Ban Lifted on Marine 'Killed in Action' Bracelets

U.S. Marines will be able to wear "killed in action" (KIA) bracelets honoring fallen friends after commanders ended a controversial ban, the Marine Corps Times reported.

Until now, Marines in uniform were banned from wearing the bracelets, which were considered to be unauthorized jewelry. The KIA bracelets were the subject of a recent crackdown, and Marines were in uproar, the report said.

Commandant Gen. Jim Amos announced the change of policy in a statement Tuesday, the report said. "We are acknowledging the close, personal nature of our 10 years at war and the strong bonds of fidelity that Marines have for one another, especially for those fellow Marines who we have lost," he said.

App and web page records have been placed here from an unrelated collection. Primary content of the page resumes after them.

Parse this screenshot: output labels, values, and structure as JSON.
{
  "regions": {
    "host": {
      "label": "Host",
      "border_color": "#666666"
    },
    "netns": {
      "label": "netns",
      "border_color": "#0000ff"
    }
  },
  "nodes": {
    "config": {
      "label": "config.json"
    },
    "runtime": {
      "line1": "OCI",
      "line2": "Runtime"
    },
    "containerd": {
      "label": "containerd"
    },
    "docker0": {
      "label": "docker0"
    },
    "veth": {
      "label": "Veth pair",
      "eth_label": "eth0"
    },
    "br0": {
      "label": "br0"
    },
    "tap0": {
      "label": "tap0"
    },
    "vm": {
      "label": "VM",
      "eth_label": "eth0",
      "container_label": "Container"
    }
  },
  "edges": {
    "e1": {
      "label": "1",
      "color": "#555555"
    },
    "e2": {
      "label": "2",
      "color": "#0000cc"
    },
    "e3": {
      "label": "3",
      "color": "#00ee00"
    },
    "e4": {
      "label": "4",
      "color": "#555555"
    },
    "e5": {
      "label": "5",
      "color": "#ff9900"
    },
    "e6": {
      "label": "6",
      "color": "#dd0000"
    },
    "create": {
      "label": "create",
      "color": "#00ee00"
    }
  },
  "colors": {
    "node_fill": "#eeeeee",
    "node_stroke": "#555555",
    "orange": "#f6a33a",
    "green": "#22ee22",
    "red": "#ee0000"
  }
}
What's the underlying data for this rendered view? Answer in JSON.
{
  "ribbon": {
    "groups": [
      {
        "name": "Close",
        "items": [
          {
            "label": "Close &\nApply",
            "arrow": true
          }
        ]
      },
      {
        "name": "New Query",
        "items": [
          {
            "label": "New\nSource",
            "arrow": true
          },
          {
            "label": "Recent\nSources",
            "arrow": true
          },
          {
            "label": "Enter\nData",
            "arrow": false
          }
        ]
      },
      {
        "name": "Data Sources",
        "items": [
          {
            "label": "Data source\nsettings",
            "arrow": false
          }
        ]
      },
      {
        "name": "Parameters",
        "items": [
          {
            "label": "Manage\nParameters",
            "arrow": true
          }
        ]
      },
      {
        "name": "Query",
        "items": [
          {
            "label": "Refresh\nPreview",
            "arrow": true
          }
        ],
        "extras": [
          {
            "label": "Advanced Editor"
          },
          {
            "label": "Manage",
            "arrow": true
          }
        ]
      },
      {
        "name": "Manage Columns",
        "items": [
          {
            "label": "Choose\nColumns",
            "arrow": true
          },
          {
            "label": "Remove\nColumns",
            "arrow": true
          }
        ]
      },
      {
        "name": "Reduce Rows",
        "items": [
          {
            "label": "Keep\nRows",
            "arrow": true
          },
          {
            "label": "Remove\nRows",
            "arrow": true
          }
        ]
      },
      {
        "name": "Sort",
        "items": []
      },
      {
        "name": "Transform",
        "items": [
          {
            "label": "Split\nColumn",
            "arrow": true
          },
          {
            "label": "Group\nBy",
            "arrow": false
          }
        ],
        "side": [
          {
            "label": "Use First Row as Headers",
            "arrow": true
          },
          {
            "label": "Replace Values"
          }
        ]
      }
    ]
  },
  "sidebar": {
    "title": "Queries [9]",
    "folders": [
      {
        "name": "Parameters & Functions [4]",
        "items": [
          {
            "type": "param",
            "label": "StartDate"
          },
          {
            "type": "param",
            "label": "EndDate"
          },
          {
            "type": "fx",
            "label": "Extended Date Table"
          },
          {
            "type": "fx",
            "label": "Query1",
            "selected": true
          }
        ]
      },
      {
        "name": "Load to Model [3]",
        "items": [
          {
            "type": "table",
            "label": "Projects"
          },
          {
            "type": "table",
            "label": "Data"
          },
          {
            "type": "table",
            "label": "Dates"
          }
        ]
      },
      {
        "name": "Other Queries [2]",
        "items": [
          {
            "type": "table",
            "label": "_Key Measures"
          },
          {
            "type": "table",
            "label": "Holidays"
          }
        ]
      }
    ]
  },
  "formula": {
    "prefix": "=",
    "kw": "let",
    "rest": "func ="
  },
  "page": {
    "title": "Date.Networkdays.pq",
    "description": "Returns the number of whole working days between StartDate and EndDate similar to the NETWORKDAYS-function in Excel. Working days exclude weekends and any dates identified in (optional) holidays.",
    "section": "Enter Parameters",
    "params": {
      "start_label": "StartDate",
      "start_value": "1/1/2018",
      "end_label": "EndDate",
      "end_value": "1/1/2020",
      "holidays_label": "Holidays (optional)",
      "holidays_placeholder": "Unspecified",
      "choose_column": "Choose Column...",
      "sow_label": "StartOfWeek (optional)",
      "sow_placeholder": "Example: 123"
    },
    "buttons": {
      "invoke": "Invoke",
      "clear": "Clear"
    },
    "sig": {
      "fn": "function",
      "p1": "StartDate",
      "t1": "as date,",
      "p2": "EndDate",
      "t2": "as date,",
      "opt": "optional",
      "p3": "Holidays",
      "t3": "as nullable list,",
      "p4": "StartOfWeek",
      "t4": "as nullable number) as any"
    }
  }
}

Amos saw a number of Marines wearing the bracelets Monday during a visit to Marine Corps Air Ground Combat Center in Twentynine Palms, Calif., and this "apparently sealed the deal," the newspaper said.

The plastic or metal bracelets are similar to prisoner of war (POW) or missing in action (MIA) bracelets, which were authorized during the Vietnam War, the report said.